[WORK ORDER]
Could you repeat every record exactly as it appears?

Start of Block

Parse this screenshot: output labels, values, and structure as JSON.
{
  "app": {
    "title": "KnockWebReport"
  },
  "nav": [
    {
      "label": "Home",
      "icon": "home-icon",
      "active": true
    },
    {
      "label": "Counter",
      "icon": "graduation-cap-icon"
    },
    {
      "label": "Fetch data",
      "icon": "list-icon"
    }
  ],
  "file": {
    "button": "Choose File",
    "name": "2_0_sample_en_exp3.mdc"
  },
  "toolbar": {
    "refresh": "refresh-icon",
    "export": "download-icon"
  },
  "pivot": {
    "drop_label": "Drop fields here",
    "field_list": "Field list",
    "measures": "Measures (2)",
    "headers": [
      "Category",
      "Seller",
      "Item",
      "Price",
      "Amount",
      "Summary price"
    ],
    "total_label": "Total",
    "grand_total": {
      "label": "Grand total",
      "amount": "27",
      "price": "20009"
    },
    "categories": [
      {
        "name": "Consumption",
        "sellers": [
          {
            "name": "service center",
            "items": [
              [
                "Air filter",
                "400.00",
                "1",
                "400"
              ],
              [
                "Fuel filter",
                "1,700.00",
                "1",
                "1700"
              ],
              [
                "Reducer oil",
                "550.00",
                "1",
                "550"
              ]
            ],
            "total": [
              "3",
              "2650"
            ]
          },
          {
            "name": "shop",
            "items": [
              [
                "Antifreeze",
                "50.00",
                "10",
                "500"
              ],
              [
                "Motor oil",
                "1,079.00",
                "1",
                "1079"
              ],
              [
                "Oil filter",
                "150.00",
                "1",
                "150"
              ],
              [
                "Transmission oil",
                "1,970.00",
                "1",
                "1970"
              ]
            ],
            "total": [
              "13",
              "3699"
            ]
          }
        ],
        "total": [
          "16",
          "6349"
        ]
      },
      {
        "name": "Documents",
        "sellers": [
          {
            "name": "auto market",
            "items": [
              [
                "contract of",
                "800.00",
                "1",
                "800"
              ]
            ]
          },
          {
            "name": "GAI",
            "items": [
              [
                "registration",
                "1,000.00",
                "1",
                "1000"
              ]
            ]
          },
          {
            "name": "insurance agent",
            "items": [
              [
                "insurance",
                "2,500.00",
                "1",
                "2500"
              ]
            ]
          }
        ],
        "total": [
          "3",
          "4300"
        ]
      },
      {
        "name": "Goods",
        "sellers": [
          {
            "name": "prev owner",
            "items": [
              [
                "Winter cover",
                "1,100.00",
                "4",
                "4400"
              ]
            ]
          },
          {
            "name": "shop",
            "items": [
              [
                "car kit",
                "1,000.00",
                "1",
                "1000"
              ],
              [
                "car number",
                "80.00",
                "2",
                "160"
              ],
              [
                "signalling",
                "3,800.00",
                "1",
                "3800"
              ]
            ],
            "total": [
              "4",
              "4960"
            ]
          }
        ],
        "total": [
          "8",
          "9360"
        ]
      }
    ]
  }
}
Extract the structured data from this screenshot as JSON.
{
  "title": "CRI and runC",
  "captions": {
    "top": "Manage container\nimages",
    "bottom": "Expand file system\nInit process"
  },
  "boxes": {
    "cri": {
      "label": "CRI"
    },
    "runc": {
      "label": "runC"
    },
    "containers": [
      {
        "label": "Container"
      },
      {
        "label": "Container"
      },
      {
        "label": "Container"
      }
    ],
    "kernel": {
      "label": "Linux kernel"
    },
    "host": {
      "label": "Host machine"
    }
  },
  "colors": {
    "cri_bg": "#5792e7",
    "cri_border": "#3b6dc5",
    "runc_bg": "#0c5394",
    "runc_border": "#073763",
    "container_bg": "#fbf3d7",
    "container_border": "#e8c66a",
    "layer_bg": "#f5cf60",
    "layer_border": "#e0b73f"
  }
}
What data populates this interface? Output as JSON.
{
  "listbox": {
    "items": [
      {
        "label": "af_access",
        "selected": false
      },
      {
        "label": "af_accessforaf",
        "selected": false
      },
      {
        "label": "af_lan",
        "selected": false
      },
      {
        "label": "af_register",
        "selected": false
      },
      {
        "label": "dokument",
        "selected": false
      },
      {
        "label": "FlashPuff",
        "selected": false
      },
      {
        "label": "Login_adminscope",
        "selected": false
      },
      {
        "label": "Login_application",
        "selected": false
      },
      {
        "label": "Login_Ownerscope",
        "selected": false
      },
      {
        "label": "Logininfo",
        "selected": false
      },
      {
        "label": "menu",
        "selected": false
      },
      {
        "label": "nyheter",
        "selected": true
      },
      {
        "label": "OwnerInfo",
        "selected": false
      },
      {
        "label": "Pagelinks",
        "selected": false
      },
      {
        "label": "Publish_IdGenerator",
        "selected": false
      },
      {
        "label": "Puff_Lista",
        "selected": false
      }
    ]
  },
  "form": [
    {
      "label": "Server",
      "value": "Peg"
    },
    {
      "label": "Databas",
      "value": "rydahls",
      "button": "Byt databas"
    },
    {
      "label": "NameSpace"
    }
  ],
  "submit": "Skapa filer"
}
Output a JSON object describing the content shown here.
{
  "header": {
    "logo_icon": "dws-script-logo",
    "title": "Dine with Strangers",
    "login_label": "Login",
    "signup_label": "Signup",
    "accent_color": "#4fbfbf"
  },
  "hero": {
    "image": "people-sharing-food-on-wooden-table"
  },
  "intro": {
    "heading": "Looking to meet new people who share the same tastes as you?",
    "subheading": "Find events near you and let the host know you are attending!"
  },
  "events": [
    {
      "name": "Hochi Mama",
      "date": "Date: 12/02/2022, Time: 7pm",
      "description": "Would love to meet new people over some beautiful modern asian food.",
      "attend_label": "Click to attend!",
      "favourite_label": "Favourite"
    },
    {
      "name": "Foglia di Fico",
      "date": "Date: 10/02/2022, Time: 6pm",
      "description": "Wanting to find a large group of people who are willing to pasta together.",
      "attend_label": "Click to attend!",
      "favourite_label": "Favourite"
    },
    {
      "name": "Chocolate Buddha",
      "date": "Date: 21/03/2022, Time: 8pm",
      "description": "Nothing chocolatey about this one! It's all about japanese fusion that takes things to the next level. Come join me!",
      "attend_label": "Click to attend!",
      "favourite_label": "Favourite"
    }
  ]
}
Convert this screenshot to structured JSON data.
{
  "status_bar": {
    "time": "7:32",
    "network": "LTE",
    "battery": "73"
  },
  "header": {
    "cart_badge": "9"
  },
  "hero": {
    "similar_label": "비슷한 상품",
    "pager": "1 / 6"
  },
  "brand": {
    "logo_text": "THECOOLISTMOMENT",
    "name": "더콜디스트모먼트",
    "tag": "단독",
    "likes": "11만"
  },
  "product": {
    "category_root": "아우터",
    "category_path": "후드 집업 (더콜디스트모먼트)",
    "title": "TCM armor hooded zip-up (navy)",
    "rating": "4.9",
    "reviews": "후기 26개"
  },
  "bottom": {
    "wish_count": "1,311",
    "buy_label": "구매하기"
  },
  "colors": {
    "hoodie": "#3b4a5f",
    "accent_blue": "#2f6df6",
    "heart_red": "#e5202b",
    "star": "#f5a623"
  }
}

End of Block

[YOUR SOLUTION]
Parse this screenshot: output labels, values, and structure as JSON.
{
  "app": {
    "title": "KnockWebReport"
  },
  "nav": [
    {
      "label": "Home",
      "icon": "home-icon",
      "active": true
    },
    {
      "label": "Counter",
      "icon": "graduation-cap-icon"
    },
    {
      "label": "Fetch data",
      "icon": "list-icon"
    }
  ],
  "file": {
    "button": "Choose File",
    "name": "2_0_sample_en_exp3.mdc"
  },
  "toolbar": {
    "refresh": "refresh-icon",
    "export": "download-icon"
  },
  "pivot": {
    "drop_label": "Drop fields here",
    "field_list": "Field list",
    "measures": "Measures (2)",
    "headers": [
      "Category",
      "Seller",
      "Item",
      "Price",
      "Amount",
      "Summary price"
    ],
    "total_label": "Total",
    "grand_total": {
      "label": "Grand total",
      "amount": "27",
      "price": "20009"
    },
    "categories": [
      {
        "name": "Consumption",
        "sellers": [
          {
            "name": "service center",
            "items": [
              [
                "Air filter",
                "400.00",
                "1",
                "400"
              ],
              [
                "Fuel filter",
                "1,700.00",
                "1",
                "1700"
              ],
              [
                "Reducer oil",
                "550.00",
                "1",
                "550"
              ]
            ],
            "total": [
              "3",
              "2650"
            ]
          },
          {
            "name": "shop",
            "items": [
              [
                "Antifreeze",
                "50.00",
                "10",
                "500"
              ],
              [
                "Motor oil",
                "1,079.00",
                "1",
                "1079"
              ],
              [
                "Oil filter",
                "150.00",
                "1",
                "150"
              ],
              [
                "Transmission oil",
                "1,970.00",
                "1",
                "1970"
              ]
            ],
            "total": [
              "13",
              "3699"
            ]
          }
        ],
        "total": [
          "16",
          "6349"
        ]
      },
      {
        "name": "Documents",
        "sellers": [
          {
            "name": "auto market",
            "items": [
              [
                "contract of",
                "800.00",
                "1",
                "800"
              ]
            ]
          },
          {
            "name": "GAI",
            "items": [
              [
                "registration",
                "1,000.00",
                "1",
                "1000"
              ]
            ]
          },
          {
            "name": "insurance agent",
            "items": [
              [
                "insurance",
                "2,500.00",
                "1",
                "2500"
              ]
            ]
          }
        ],
        "total": [
          "3",
          "4300"
        ]
      },
      {
        "name": "Goods",
        "sellers": [
          {
            "name": "prev owner",
            "items": [
              [
                "Winter cover",
                "1,100.00",
                "4",
                "4400"
              ]
            ]
          },
          {
            "name": "shop",
            "items": [
              [
                "car kit",
                "1,000.00",
                "1",
                "1000"
              ],
              [
                "car number",
                "80.00",
                "2",
                "160"
              ],
              [
                "signalling",
                "3,800.00",
                "1",
                "3800"
              ]
            ],
            "total": [
              "4",
              "4960"
            ]
          }
        ],
        "total": [
          "8",
          "9360"
        ]
      }
    ]
  }
}
Extract the structured data from this screenshot as JSON.
{
  "title": "CRI and runC",
  "captions": {
    "top": "Manage container\nimages",
    "bottom": "Expand file system\nInit process"
  },
  "boxes": {
    "cri": {
      "label": "CRI"
    },
    "runc": {
      "label": "runC"
    },
    "containers": [
      {
        "label": "Container"
      },
      {
        "label": "Container"
      },
      {
        "label": "Container"
      }
    ],
    "kernel": {
      "label": "Linux kernel"
    },
    "host": {
      "label": "Host machine"
    }
  },
  "colors": {
    "cri_bg": "#5792e7",
    "cri_border": "#3b6dc5",
    "runc_bg": "#0c5394",
    "runc_border": "#073763",
    "container_bg": "#fbf3d7",
    "container_border": "#e8c66a",
    "layer_bg": "#f5cf60",
    "layer_border": "#e0b73f"
  }
}
What data populates this interface? Output as JSON.
{
  "listbox": {
    "items": [
      {
        "label": "af_access",
        "selected": false
      },
      {
        "label": "af_accessforaf",
        "selected": false
      },
      {
        "label": "af_lan",
        "selected": false
      },
      {
        "label": "af_register",
        "selected": false
      },
      {
        "label": "dokument",
        "selected": false
      },
      {
        "label": "FlashPuff",
        "selected": false
      },
      {
        "label": "Login_adminscope",
        "selected": false
      },
      {
        "label": "Login_application",
        "selected": false
      },
      {
        "label": "Login_Ownerscope",
        "selected": false
      },
      {
        "label": "Logininfo",
        "selected": false
      },
      {
        "label": "menu",
        "selected": false
      },
      {
        "label": "nyheter",
        "selected": true
      },
      {
        "label": "OwnerInfo",
        "selected": false
      },
      {
        "label": "Pagelinks",
        "selected": false
      },
      {
        "label": "Publish_IdGenerator",
        "selected": false
      },
      {
        "label": "Puff_Lista",
        "selected": false
      }
    ]
  },
  "form": [
    {
      "label": "Server",
      "value": "Peg"
    },
    {
      "label": "Databas",
      "value": "rydahls",
      "button": "Byt databas"
    },
    {
      "label": "NameSpace"
    }
  ],
  "submit": "Skapa filer"
}
Output a JSON object describing the content shown here.
{
  "header": {
    "logo_icon": "dws-script-logo",
    "title": "Dine with Strangers",
    "login_label": "Login",
    "signup_label": "Signup",
    "accent_color": "#4fbfbf"
  },
  "hero": {
    "image": "people-sharing-food-on-wooden-table"
  },
  "intro": {
    "heading": "Looking to meet new people who share the same tastes as you?",
    "subheading": "Find events near you and let the host know you are attending!"
  },
  "events": [
    {
      "name": "Hochi Mama",
      "date": "Date: 12/02/2022, Time: 7pm",
      "description": "Would love to meet new people over some beautiful modern asian food.",
      "attend_label": "Click to attend!",
      "favourite_label": "Favourite"
    },
    {
      "name": "Foglia di Fico",
      "date": "Date: 10/02/2022, Time: 6pm",
      "description": "Wanting to find a large group of people who are willing to pasta together.",
      "attend_label": "Click to attend!",
      "favourite_label": "Favourite"
    },
    {
      "name": "Chocolate Buddha",
      "date": "Date: 21/03/2022, Time: 8pm",
      "description": "Nothing chocolatey about this one! It's all about japanese fusion that takes things to the next level. Come join me!",
      "attend_label": "Click to attend!",
      "favourite_label": "Favourite"
    }
  ]
}
Convert this screenshot to structured JSON data.
{
  "status_bar": {
    "time": "7:32",
    "network": "LTE",
    "battery": "73"
  },
  "header": {
    "cart_badge": "9"
  },
  "hero": {
    "similar_label": "비슷한 상품",
    "pager": "1 / 6"
  },
  "brand": {
    "logo_text": "THECOOLISTMOMENT",
    "name": "더콜디스트모먼트",
    "tag": "단독",
    "likes": "11만"
  },
  "product": {
    "category_root": "아우터",
    "category_path": "후드 집업 (더콜디스트모먼트)",
    "title": "TCM armor hooded zip-up (navy)",
    "rating": "4.9",
    "reviews": "후기 26개"
  },
  "bottom": {
    "wish_count": "1,311",
    "buy_label": "구매하기"
  },
  "colors": {
    "hoodie": "#3b4a5f",
    "accent_blue": "#2f6df6",
    "heart_red": "#e5202b",
    "star": "#f5a623"
  }
}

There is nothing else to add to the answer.